|International Classification||H01S5/18, H01S5/343|
|Cooperative Classification||H01S5/0071, H01S5/34313, H01S5/18, B82Y20/00|
|European Classification||B82Y20/00, H01S5/343C, H01S5/18|
|Jun 5, 1991||AS||Assignment|
Owner name: CALIFORNIA INSTITUTE OF TECHNOLOGY, THE, A CORP.
Free format text: ASSIGNMENT OF ASSIGNORS INTEREST.;ASSIGNOR:KIM, JAE H.;REEL/FRAME:005735/0048
Effective date: 19910525
Owner name: UNITED STATES OF AMERICA, THE, AS REPRESENTED BY T
Free format text: ASSIGNMENT OF ASSIGNORS INTEREST.;ASSIGNOR:CALIFORNIA INSTITUTE OF TECHNOLOGY A CORP. OF CA;REEL/FRAME:005735/0051
Effective date: 19910530
|Apr 19, 1996||FPAY||Fee payment|
Year of fee payment: 4
|Apr 5, 2000||FPAY||Fee payment|
Year of fee payment: 8
|May 12, 2004||REMI||Maintenance fee reminder mailed|
|Oct 27, 2004||LAPS||Lapse for failure to pay maintenance fees|

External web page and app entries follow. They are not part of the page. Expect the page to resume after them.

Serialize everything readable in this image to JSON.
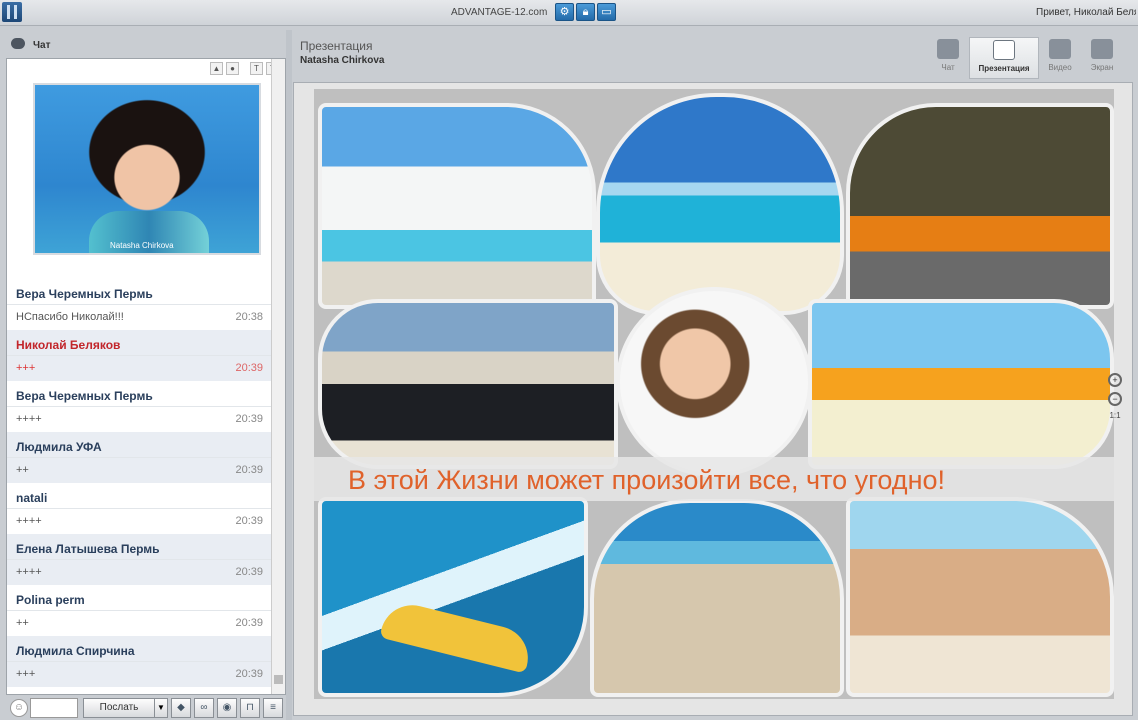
{
  "topbar": {
    "site": "ADVANTAGE-12.com",
    "buttons": [
      "gear-icon",
      "lock-icon",
      "window-icon"
    ],
    "greeting": "Привет, Николай Беляк"
  },
  "chat": {
    "title": "Чат",
    "avatar_caption": "Natasha Chirkova",
    "messages": [
      {
        "name": "Вера Черемных Пермь",
        "text": "НСпасибо Николай!!!",
        "time": "20:38",
        "highlight": false
      },
      {
        "name": "Николай Беляков",
        "text": "+++",
        "time": "20:39",
        "highlight": true
      },
      {
        "name": "Вера Черемных Пермь",
        "text": "++++",
        "time": "20:39",
        "highlight": false
      },
      {
        "name": "Людмила УФА",
        "text": "++",
        "time": "20:39",
        "highlight": false
      },
      {
        "name": "natali",
        "text": "++++",
        "time": "20:39",
        "highlight": false
      },
      {
        "name": "Елена Латышева Пермь",
        "text": "++++",
        "time": "20:39",
        "highlight": false
      },
      {
        "name": "Polina perm",
        "text": "++",
        "time": "20:39",
        "highlight": false
      },
      {
        "name": "Людмила Спирчина",
        "text": "+++",
        "time": "20:39",
        "highlight": false
      }
    ],
    "input": {
      "value": "",
      "send_label": "Послать"
    }
  },
  "presentation": {
    "title": "Презентация",
    "presenter": "Natasha Chirkova",
    "modes": [
      {
        "label": "Чат",
        "icon": "chat-icon",
        "active": false
      },
      {
        "label": "Презентация",
        "icon": "presentation-icon",
        "active": true
      },
      {
        "label": "Видео",
        "icon": "video-camera-icon",
        "active": false
      },
      {
        "label": "Экран",
        "icon": "screen-icon",
        "active": false
      }
    ],
    "slide_banner": "В этой Жизни может произойти все, что угодно!",
    "zoom_ratio": "1:1"
  }
}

|Dec 21, 2004||FP||Expired due to failure to pay maintenance fee|
Effective date: 20041027